Directions for this task —
Write out the data below in full, please. Keep every character as given.

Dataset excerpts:
■ ■ ■ ■ ■

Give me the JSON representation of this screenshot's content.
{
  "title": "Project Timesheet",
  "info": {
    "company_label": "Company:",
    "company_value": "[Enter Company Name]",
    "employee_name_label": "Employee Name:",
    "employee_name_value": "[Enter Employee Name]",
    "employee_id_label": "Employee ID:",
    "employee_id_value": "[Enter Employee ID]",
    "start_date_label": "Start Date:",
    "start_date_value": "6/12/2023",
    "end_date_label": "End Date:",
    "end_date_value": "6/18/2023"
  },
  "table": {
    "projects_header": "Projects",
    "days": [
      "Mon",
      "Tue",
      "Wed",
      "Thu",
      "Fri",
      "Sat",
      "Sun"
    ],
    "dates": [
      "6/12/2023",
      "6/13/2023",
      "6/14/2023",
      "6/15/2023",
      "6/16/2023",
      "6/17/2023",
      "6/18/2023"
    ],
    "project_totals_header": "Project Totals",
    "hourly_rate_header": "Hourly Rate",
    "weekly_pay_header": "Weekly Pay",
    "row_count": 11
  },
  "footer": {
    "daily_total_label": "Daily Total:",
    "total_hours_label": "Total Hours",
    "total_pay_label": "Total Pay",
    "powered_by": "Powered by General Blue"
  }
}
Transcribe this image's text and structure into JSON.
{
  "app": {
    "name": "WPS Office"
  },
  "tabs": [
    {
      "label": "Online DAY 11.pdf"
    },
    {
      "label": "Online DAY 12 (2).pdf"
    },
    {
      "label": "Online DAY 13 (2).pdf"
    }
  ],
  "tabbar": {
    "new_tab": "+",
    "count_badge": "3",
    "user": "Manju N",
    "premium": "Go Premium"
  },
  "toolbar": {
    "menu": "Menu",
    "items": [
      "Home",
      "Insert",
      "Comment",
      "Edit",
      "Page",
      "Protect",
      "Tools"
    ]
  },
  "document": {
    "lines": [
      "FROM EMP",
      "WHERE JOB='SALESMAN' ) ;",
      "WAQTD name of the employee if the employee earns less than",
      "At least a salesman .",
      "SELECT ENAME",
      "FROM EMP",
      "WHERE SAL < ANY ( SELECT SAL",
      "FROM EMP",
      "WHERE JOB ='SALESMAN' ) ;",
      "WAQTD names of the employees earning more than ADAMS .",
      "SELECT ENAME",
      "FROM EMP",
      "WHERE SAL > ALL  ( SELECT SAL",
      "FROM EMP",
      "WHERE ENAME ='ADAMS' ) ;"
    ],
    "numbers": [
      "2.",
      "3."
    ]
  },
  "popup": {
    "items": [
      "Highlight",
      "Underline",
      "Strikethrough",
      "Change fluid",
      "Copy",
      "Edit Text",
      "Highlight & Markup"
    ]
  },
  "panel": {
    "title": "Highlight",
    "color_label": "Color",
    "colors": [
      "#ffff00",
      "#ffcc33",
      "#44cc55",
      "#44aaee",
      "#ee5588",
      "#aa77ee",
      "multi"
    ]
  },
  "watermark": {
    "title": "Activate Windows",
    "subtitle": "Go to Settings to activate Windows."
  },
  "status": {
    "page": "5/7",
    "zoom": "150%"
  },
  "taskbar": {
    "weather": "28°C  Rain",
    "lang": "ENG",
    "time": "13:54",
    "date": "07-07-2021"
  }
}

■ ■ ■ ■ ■

Answer section —
Give me the JSON representation of this screenshot's content.
{
  "title": "Project Timesheet",
  "info": {
    "company_label": "Company:",
    "company_value": "[Enter Company Name]",
    "employee_name_label": "Employee Name:",
    "employee_name_value": "[Enter Employee Name]",
    "employee_id_label": "Employee ID:",
    "employee_id_value": "[Enter Employee ID]",
    "start_date_label": "Start Date:",
    "start_date_value": "6/12/2023",
    "end_date_label": "End Date:",
    "end_date_value": "6/18/2023"
  },
  "table": {
    "projects_header": "Projects",
    "days": [
      "Mon",
      "Tue",
      "Wed",
      "Thu",
      "Fri",
      "Sat",
      "Sun"
    ],
    "dates": [
      "6/12/2023",
      "6/13/2023",
      "6/14/2023",
      "6/15/2023",
      "6/16/2023",
      "6/17/2023",
      "6/18/2023"
    ],
    "project_totals_header": "Project Totals",
    "hourly_rate_header": "Hourly Rate",
    "weekly_pay_header": "Weekly Pay",
    "row_count": 11
  },
  "footer": {
    "daily_total_label": "Daily Total:",
    "total_hours_label": "Total Hours",
    "total_pay_label": "Total Pay",
    "powered_by": "Powered by General Blue"
  }
}
Transcribe this image's text and structure into JSON.
{
  "app": {
    "name": "WPS Office"
  },
  "tabs": [
    {
      "label": "Online DAY 11.pdf"
    },
    {
      "label": "Online DAY 12 (2).pdf"
    },
    {
      "label": "Online DAY 13 (2).pdf"
    }
  ],
  "tabbar": {
    "new_tab": "+",
    "count_badge": "3",
    "user": "Manju N",
    "premium": "Go Premium"
  },
  "toolbar": {
    "menu": "Menu",
    "items": [
      "Home",
      "Insert",
      "Comment",
      "Edit",
      "Page",
      "Protect",
      "Tools"
    ]
  },
  "document": {
    "lines": [
      "FROM EMP",
      "WHERE JOB='SALESMAN' ) ;",
      "WAQTD name of the employee if the employee earns less than",
      "At least a salesman .",
      "SELECT ENAME",
      "FROM EMP",
      "WHERE SAL < ANY ( SELECT SAL",
      "FROM EMP",
      "WHERE JOB ='SALESMAN' ) ;",
      "WAQTD names of the employees earning more than ADAMS .",
      "SELECT ENAME",
      "FROM EMP",
      "WHERE SAL > ALL  ( SELECT SAL",
      "FROM EMP",
      "WHERE ENAME ='ADAMS' ) ;"
    ],
    "numbers": [
      "2.",
      "3."
    ]
  },
  "popup": {
    "items": [
      "Highlight",
      "Underline",
      "Strikethrough",
      "Change fluid",
      "Copy",
      "Edit Text",
      "Highlight & Markup"
    ]
  },
  "panel": {
    "title": "Highlight",
    "color_label": "Color",
    "colors": [
      "#ffff00",
      "#ffcc33",
      "#44cc55",
      "#44aaee",
      "#ee5588",
      "#aa77ee",
      "multi"
    ]
  },
  "watermark": {
    "title": "Activate Windows",
    "subtitle": "Go to Settings to activate Windows."
  },
  "status": {
    "page": "5/7",
    "zoom": "150%"
  },
  "taskbar": {
    "weather": "28°C  Rain",
    "lang": "ENG",
    "time": "13:54",
    "date": "07-07-2021"
  }
}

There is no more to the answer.